EXCERPTED DATA
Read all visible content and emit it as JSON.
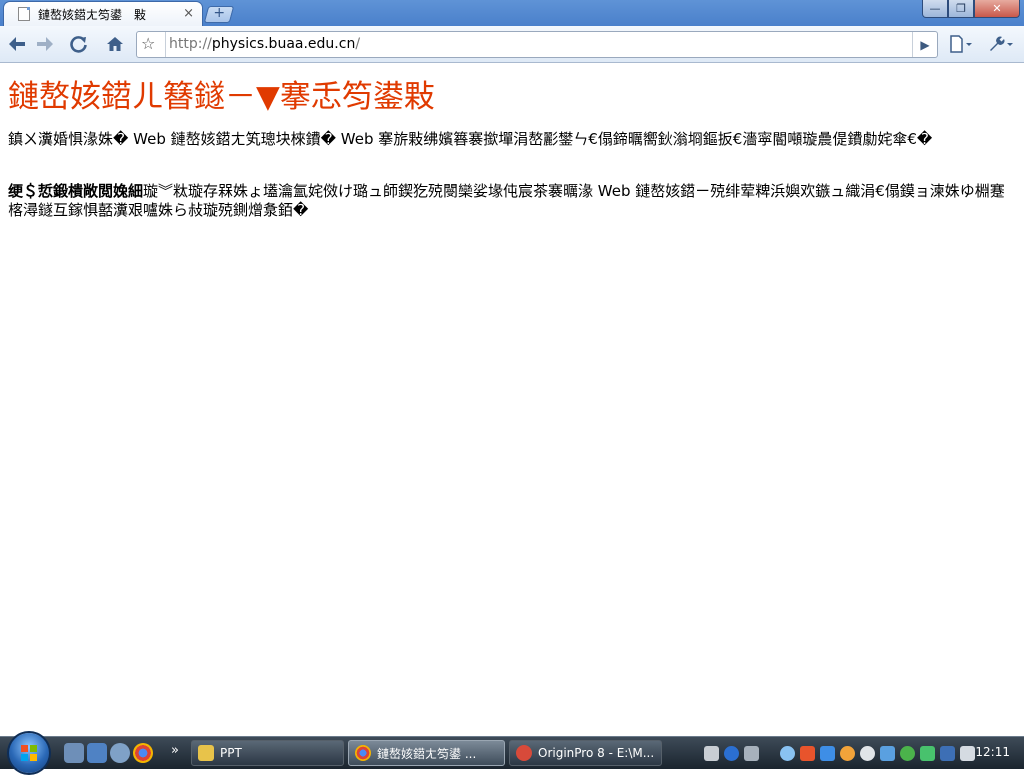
{
  "window": {
    "tab_title": "鏈嶅姟鍣ㄤ笉鍙　敤",
    "tab_close": "×",
    "new_tab": "+",
    "minimize": "—",
    "maximize": "❐",
    "close": "✕"
  },
  "toolbar": {
    "back_icon": "arrow-left",
    "forward_icon": "arrow-right",
    "reload_icon": "reload",
    "home_icon": "home",
    "bookmark_icon": "star",
    "go_icon": "play",
    "page_menu_icon": "page",
    "tools_menu_icon": "wrench",
    "url_scheme": "http://",
    "url_host": "physics.buaa.edu.cn",
    "url_path": "/"
  },
  "page": {
    "heading": "鏈嶅姟鍣ㄦ簮鐩－▼搴忎笉鍙敤",
    "paragraph1": "鎮ㄨ瀵婚惧湪姝� Web 鏈嶅姟鍣ㄤ笂璁块棶鐨� Web 搴旂敤绋嬪簭褰撳墠涓嶅彲鐢ㄣ€傝鍗曞嚮鈥滃埛鏂扳€濇寜閽噸璇曟偍鐨勮姹傘€�",
    "paragraph2_bold": "绠＄悊鍛樻敞閲婏細",
    "paragraph2_rest": "璇︾粏璇存槑姝ょ壒瀹氳姹傚け璐ュ師鍥犵殑閿欒娑堟伅宸茶褰曞湪 Web 鏈嶅姟鍣ㄧ殑绯荤粺浜嬩欢鏃ュ織涓€傝鏌ョ湅姝ゆ棩蹇楁潯鐩互鎵惧嚭瀵艰嚧姝ら敊璇殑鍘熷洜銆�"
  },
  "taskbar": {
    "items": [
      {
        "label": "PPT",
        "active": false
      },
      {
        "label": "鏈嶅姟鍣ㄤ笉鍙   ...",
        "active": true
      },
      {
        "label": "OriginPro 8 - E:\\M...",
        "active": false
      }
    ],
    "clock": "12:11",
    "show_more": "»"
  },
  "colors": {
    "heading": "#e03a00",
    "titlebar": "#4a80cb",
    "taskbar": "#1a242e"
  }
}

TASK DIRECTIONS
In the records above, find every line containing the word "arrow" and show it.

OUTPUT OF THE TASK
    "back_icon": "arrow-left",
    "forward_icon": "arrow-right",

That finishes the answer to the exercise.